  • – Inotropes • Dopamine – Dose dependent response » Can be an inotrope or vasopressor depending on dose » Can lead to tachyrhythmias • Dobutamine – Beta 1 agonist – Short acting – Leads to tachyarrhythmias – Causes per • Milrinone – Phosphodiesterase inhibitor – Leads to calcium ion influx into myocardial cells – Slow onset and long half life – Renally cleared – Causes vasodilatation • Levosimendan – Calcium sensitizer – Metabolite also active and has long half life – Causes peripheral vasodilatation • Epinephrine – Both alpha and beta agonist – Lactic acidosis – Hyperglycemia – Tachyarrhythmias
  • – Anti-Hypertensive therapy • Nitroglycerin – Predominantly a venodilator – Especially useful if coronary ischemia or vasospasm is evident • Nitroprusside – Potent vasodilator (Arterial and venous) – Leads to smooth muscle relaxation – Renally cleared – Can lead to cyanide toxicity – May also lead to hypoxia • Labetolol – Both an alpha and beta blocker – Used especially in patients where damage due to shear stress is a concern » Aortic dissection, aortic root surgery – Can lead to bronchospasm
  • In The ICU• Intra Aortic Balloon Pump – This is a long cylindrical balloon inserted into the aorta via the femoral artery – It should be positioned so that the tip is just under the root of the left subclavian artery • If too high, it will lead to upper limb ischemia • If too low, it will lead to renal and mesenteric ischemia
  • In The ICU• IABP – It works by counter pulsation • It inflates during diastole to improve coronary perfusion pressure • It deflates during systole to reduce afterload on the left ventricle and improve cardiac output – Contraindicated in aortic regurgitation aortic dissection, and severe peripheral vascular disease
  • In The ICU• Important considerations – Arrhythmias • Atrial fibrillation is a common complication of cardiac surgery, and is usually seen 36 hours post op • Ventricular fibrillation/ventricular tachycardia is uncommon and pathological.

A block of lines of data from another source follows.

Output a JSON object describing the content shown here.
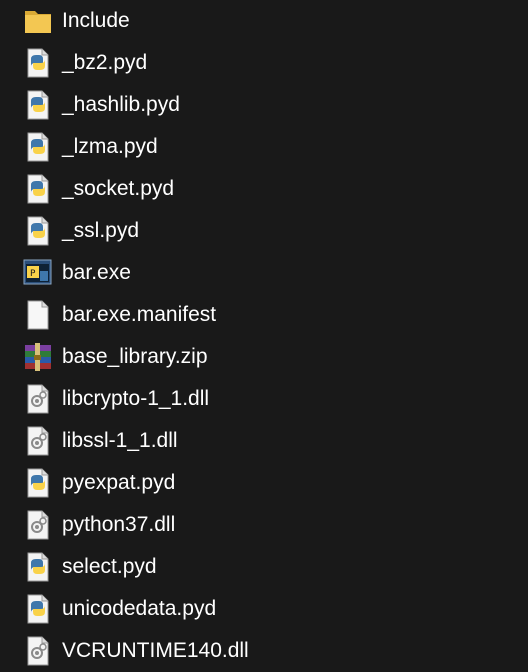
{
  "explorer": {
    "files": [
      {
        "name": "Include",
        "icon": "folder-icon"
      },
      {
        "name": "_bz2.pyd",
        "icon": "python-file-icon"
      },
      {
        "name": "_hashlib.pyd",
        "icon": "python-file-icon"
      },
      {
        "name": "_lzma.pyd",
        "icon": "python-file-icon"
      },
      {
        "name": "_socket.pyd",
        "icon": "python-file-icon"
      },
      {
        "name": "_ssl.pyd",
        "icon": "python-file-icon"
      },
      {
        "name": "bar.exe",
        "icon": "exe-icon"
      },
      {
        "name": "bar.exe.manifest",
        "icon": "blank-file-icon"
      },
      {
        "name": "base_library.zip",
        "icon": "zip-archive-icon"
      },
      {
        "name": "libcrypto-1_1.dll",
        "icon": "dll-file-icon"
      },
      {
        "name": "libssl-1_1.dll",
        "icon": "dll-file-icon"
      },
      {
        "name": "pyexpat.pyd",
        "icon": "python-file-icon"
      },
      {
        "name": "python37.dll",
        "icon": "dll-file-icon"
      },
      {
        "name": "select.pyd",
        "icon": "python-file-icon"
      },
      {
        "name": "unicodedata.pyd",
        "icon": "python-file-icon"
      },
      {
        "name": "VCRUNTIME140.dll",
        "icon": "dll-file-icon"
      }
    ],
    "colors": {
      "background": "#191919",
      "text": "#ffffff",
      "folder": "#f3c752",
      "python_blue": "#3f77ab",
      "python_yellow": "#f9d24a"
    }
  }
}
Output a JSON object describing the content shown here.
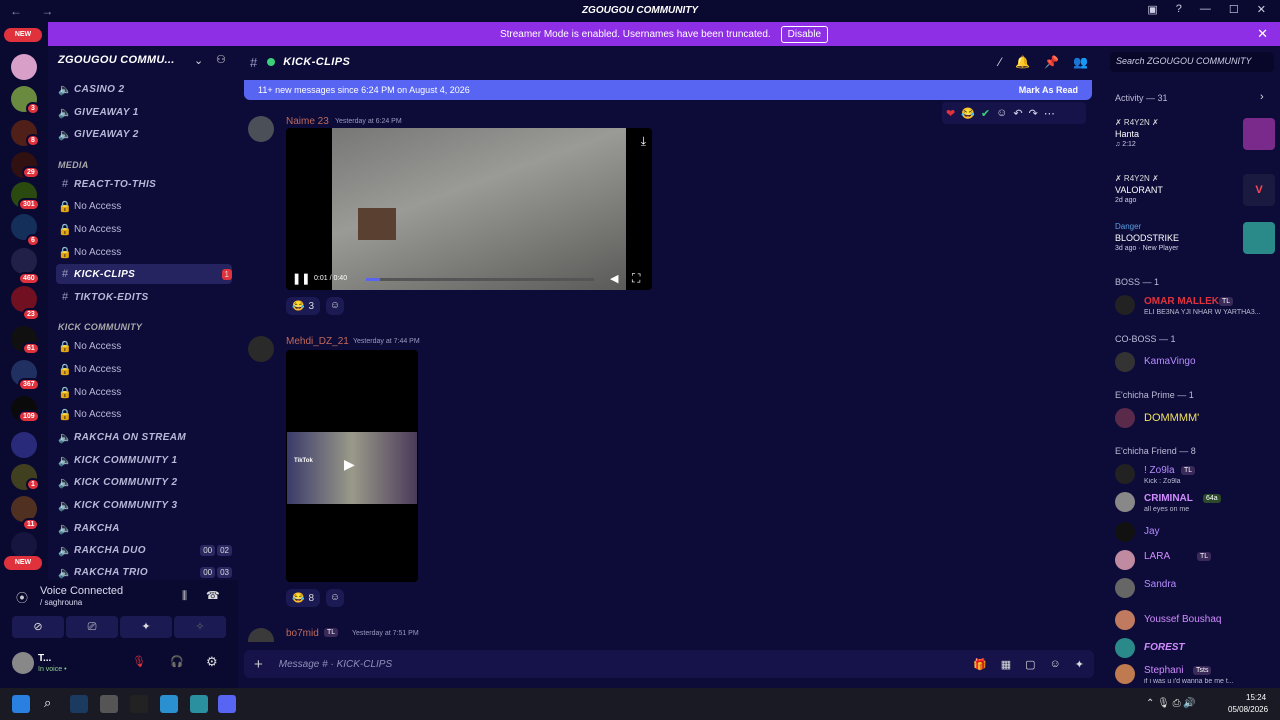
{
  "titlebar": {
    "title": "ZGOUGOU COMMUNITY"
  },
  "banner": {
    "text": "Streamer Mode is enabled. Usernames have been truncated.",
    "button": "Disable"
  },
  "rail": {
    "new_top": "NEW",
    "new_bottom": "NEW",
    "badges": [
      "3",
      "8",
      "29",
      "301",
      "6",
      "460",
      "23",
      "61",
      "367",
      "109",
      "1",
      "11"
    ]
  },
  "server": {
    "name": "ZGOUGOU COMMU..."
  },
  "channels": [
    {
      "name": "CASINO 2"
    },
    {
      "name": "GIVEAWAY 1"
    },
    {
      "name": "GIVEAWAY 2"
    },
    {
      "category": "MEDIA"
    },
    {
      "name": "REACT-TO-THIS"
    },
    {
      "name": "No Access"
    },
    {
      "name": "No Access"
    },
    {
      "name": "No Access"
    },
    {
      "name": "KICK-CLIPS",
      "badge": "1"
    },
    {
      "name": "TIKTOK-EDITS"
    },
    {
      "category": "KICK COMMUNITY"
    },
    {
      "name": "No Access"
    },
    {
      "name": "No Access"
    },
    {
      "name": "No Access"
    },
    {
      "name": "No Access"
    },
    {
      "name": "RAKCHA ON STREAM"
    },
    {
      "name": "KICK COMMUNITY 1"
    },
    {
      "name": "KICK COMMUNITY 2"
    },
    {
      "name": "KICK COMMUNITY 3"
    },
    {
      "name": "RAKCHA"
    },
    {
      "name": "RAKCHA DUO",
      "c1": "00",
      "c2": "02"
    },
    {
      "name": "RAKCHA TRIO",
      "c1": "00",
      "c2": "03"
    }
  ],
  "voice": {
    "status": "Voice Connected",
    "sub": "/ saghrouna"
  },
  "user": {
    "name": "T...",
    "status": "In voice •"
  },
  "chat": {
    "channel": "KICK-CLIPS",
    "search": "Search ZGOUGOU COMMUNITY",
    "placeholder": "Message # · KICK-CLIPS"
  },
  "newbar": {
    "text": "11+ new messages since 6:24 PM on August 4, 2026",
    "mark": "Mark As Read"
  },
  "messages": [
    {
      "author": "Naime 23",
      "time": "Yesterday at 6:24 PM",
      "video_time": "0:01 / 0:40",
      "reaction_count": "3"
    },
    {
      "author": "Mehdi_DZ_21",
      "time": "Yesterday at 7:44 PM",
      "reaction_count": "8",
      "overlay": "TikTok"
    },
    {
      "author": "bo7mid",
      "tag": "TL",
      "time": "Yesterday at 7:51 PM"
    }
  ],
  "members": {
    "activity_header": "Activity — 31",
    "activities": [
      {
        "name": "✗ R4Y2N ✗",
        "game": "Hanta",
        "detail": "♫ 2:12"
      },
      {
        "name": "✗ R4Y2N ✗",
        "game": "VALORANT",
        "detail": "2d ago"
      },
      {
        "name": "Danger",
        "game": "BLOODSTRIKE",
        "detail": "3d ago  ·  New Player"
      }
    ],
    "groups": [
      {
        "label": "BOSS — 1",
        "members": [
          {
            "name": "OMAR MALLEK",
            "tag": "TL",
            "status": "ELI BE3NA YJI NHAR W YARTHA3..."
          }
        ]
      },
      {
        "label": "CO-BOSS — 1",
        "members": [
          {
            "name": "KamaVingo",
            "status": ""
          }
        ]
      },
      {
        "label": "E'chicha Prime — 1",
        "members": [
          {
            "name": "DOMMMM'",
            "status": ""
          }
        ]
      },
      {
        "label": "E'chicha Friend — 8",
        "members": [
          {
            "name": "! Zo9la",
            "tag": "TL",
            "status": "Kick : Zo9la"
          },
          {
            "name": "CRIMINAL",
            "tag": "64a",
            "status": "all eyes on me"
          },
          {
            "name": "Jay",
            "status": ""
          },
          {
            "name": "LARA",
            "tag": "TL",
            "status": ""
          },
          {
            "name": "Sandra",
            "status": ""
          },
          {
            "name": "Youssef Boushaq",
            "status": ""
          },
          {
            "name": "FOREST",
            "status": ""
          },
          {
            "name": "Stephani",
            "tag": "Tsts",
            "status": "if i was u i'd wanna be me t..."
          }
        ]
      }
    ]
  },
  "taskbar": {
    "time": "15:24",
    "date": "05/08/2026"
  },
  "colors": {
    "bg": "#0d0b38",
    "banner": "#8e2fe6",
    "accent": "#5865f2",
    "boss": "#e0323c",
    "member": "#b68cff"
  }
}
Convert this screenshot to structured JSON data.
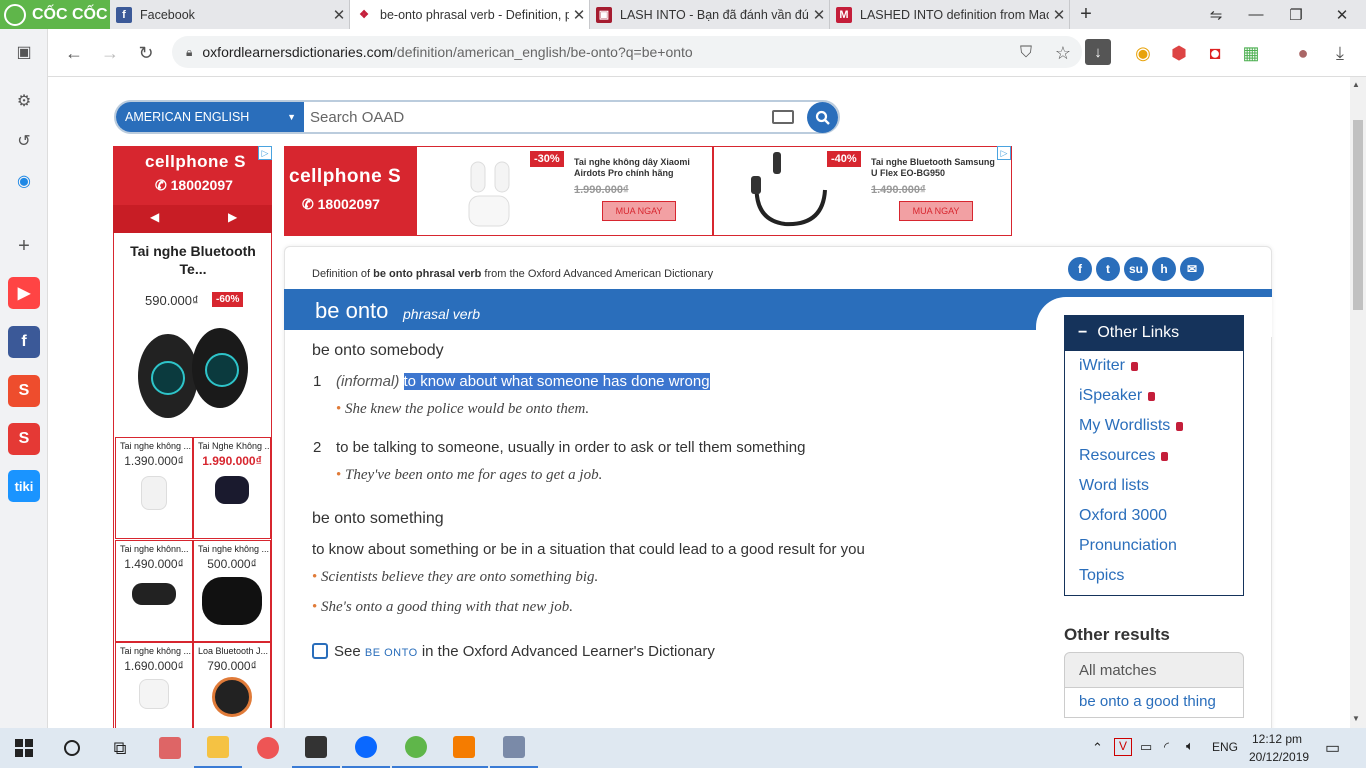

They warrant further investigation – RV failure • Seen especially in patients with significant pulmonary hypertension • Also seen in long pump runs • These leads to a pre load dependent condition • Therapy is targeted to maintain an adequate CVP to optimize cardiac output • Agents are started to try and reduce pulmonary artery pressures – Milrinone – Levosimendan – Inhaled nitric oxide – Aortic root surgery • A Benthall graft is replacement of the aortic root, ascending aorta, and aortic valve • The coronary arteries therefore need to be reimplanted onto the graft – This can lead to complications – The native root may actually be left intact so that reimplantation is avoided – Tamponade • This may develop gradually – Findings may include high CVP, equalization of pressures, low voltages on ECG, increasing inotropic support, and end organ dysfunction – Ultimately, an echocardiogram will be required, be it transthoracic or transesophageal